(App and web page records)
┄┄┄┄┄┄

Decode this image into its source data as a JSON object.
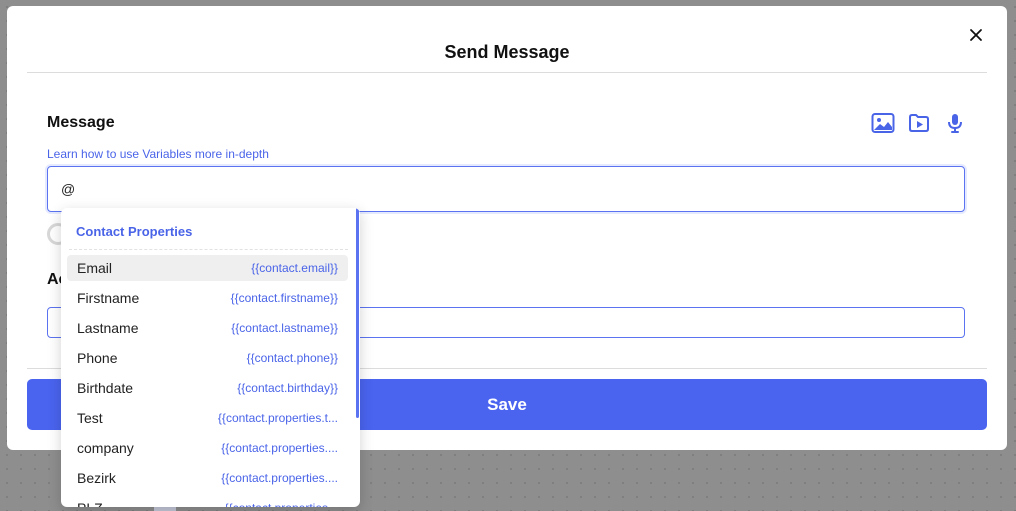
{
  "modal": {
    "title": "Send Message",
    "message_label": "Message",
    "help_link": "Learn how to use Variables more in-depth",
    "input_value": "@",
    "second_label": "Ac",
    "save_label": "Save"
  },
  "media_icons": [
    "image-icon",
    "video-icon",
    "microphone-icon"
  ],
  "dropdown": {
    "header": "Contact Properties",
    "items": [
      {
        "name": "Email",
        "variable": "{{contact.email}}"
      },
      {
        "name": "Firstname",
        "variable": "{{contact.firstname}}"
      },
      {
        "name": "Lastname",
        "variable": "{{contact.lastname}}"
      },
      {
        "name": "Phone",
        "variable": "{{contact.phone}}"
      },
      {
        "name": "Birthdate",
        "variable": "{{contact.birthday}}"
      },
      {
        "name": "Test",
        "variable": "{{contact.properties.t..."
      },
      {
        "name": "company",
        "variable": "{{contact.properties...."
      },
      {
        "name": "Bezirk",
        "variable": "{{contact.properties...."
      },
      {
        "name": "PLZ",
        "variable": "{{contact.properties..."
      }
    ]
  },
  "colors": {
    "accent": "#4a64f0",
    "link": "#4a64e8",
    "overlay": "#8e8e8e"
  }
}
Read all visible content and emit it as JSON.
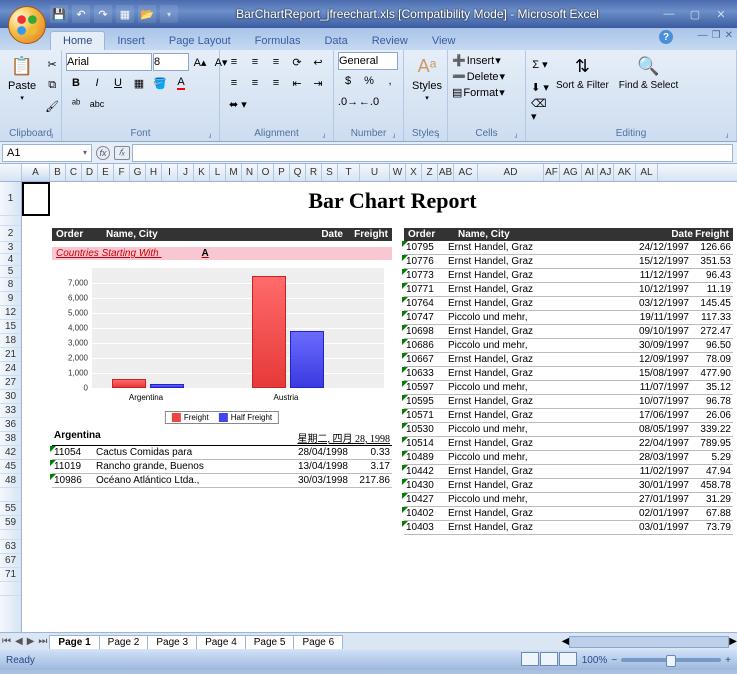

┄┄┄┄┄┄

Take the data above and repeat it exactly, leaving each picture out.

# [Task output]
Decode this image into its source data as a JSON object.
{
  "modal": {
    "title": "Send Message",
    "message_label": "Message",
    "help_link": "Learn how to use Variables more in-depth",
    "input_value": "@",
    "second_label": "Ac",
    "save_label": "Save"
  },
  "media_icons": [
    "image-icon",
    "video-icon",
    "microphone-icon"
  ],
  "dropdown": {
    "header": "Contact Properties",
    "items": [
      {
        "name": "Email",
        "variable": "{{contact.email}}"
      },
      {
        "name": "Firstname",
        "variable": "{{contact.firstname}}"
      },
      {
        "name": "Lastname",
        "variable": "{{contact.lastname}}"
      },
      {
        "name": "Phone",
        "variable": "{{contact.phone}}"
      },
      {
        "name": "Birthdate",
        "variable": "{{contact.birthday}}"
      },
      {
        "name": "Test",
        "variable": "{{contact.properties.t..."
      },
      {
        "name": "company",
        "variable": "{{contact.properties...."
      },
      {
        "name": "Bezirk",
        "variable": "{{contact.properties...."
      },
      {
        "name": "PLZ",
        "variable": "{{contact.properties..."
      }
    ]
  },
  "colors": {
    "accent": "#4a64f0",
    "link": "#4a64e8",
    "overlay": "#8e8e8e"
  }
}
Read all visible content and emit it as JSON.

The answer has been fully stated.